_WHAT THIS TASK INVOLVES_
Check every line in the listing below for "JSON". Copy the ones where it occurs.

━━━━━━━━━━━━━━━━━━━━━━━━━━━━━━

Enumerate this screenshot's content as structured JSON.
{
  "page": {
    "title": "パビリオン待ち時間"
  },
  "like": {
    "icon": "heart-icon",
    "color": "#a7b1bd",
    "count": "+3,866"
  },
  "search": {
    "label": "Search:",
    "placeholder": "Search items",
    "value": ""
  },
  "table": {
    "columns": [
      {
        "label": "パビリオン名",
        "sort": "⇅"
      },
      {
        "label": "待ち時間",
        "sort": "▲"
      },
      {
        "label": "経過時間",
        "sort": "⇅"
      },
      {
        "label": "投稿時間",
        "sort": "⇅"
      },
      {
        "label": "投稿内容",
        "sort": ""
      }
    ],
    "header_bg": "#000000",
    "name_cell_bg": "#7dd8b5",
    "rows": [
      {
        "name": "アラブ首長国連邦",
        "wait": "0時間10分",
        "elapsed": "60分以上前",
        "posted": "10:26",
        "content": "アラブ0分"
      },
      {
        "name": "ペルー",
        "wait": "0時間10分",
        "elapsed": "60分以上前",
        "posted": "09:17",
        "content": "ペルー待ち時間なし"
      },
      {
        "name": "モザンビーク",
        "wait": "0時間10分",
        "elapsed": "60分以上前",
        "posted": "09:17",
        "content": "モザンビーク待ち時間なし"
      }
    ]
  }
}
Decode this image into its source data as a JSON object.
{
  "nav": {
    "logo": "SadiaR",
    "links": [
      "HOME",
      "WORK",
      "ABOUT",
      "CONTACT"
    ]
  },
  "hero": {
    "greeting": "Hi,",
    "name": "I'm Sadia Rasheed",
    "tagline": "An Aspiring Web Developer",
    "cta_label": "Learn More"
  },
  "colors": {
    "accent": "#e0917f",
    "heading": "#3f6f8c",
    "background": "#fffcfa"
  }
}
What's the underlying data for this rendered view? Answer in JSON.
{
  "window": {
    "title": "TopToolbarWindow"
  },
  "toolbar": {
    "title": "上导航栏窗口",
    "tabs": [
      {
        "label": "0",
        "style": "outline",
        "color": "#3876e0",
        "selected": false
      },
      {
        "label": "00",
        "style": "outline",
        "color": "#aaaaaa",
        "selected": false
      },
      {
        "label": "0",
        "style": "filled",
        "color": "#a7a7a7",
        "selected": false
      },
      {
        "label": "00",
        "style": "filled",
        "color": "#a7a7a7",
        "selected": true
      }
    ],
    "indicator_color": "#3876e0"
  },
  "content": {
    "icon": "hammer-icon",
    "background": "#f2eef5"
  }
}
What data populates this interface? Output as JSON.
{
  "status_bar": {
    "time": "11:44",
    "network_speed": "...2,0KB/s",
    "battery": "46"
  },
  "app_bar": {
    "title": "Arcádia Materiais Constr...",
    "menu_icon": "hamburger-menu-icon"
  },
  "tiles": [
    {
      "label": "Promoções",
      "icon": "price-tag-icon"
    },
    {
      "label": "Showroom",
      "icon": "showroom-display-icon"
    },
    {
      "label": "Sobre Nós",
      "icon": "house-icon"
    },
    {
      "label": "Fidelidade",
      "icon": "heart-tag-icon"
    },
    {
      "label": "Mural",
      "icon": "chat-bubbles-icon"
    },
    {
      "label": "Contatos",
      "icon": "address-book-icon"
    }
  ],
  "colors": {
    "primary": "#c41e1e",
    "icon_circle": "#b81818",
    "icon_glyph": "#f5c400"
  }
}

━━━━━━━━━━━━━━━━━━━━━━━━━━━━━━

_RESULT OF THE TASK_
Enumerate this screenshot's content as structured JSON.
Decode this image into its source data as a JSON object.
What's the underlying data for this rendered view? Answer in JSON.
What data populates this interface? Output as JSON.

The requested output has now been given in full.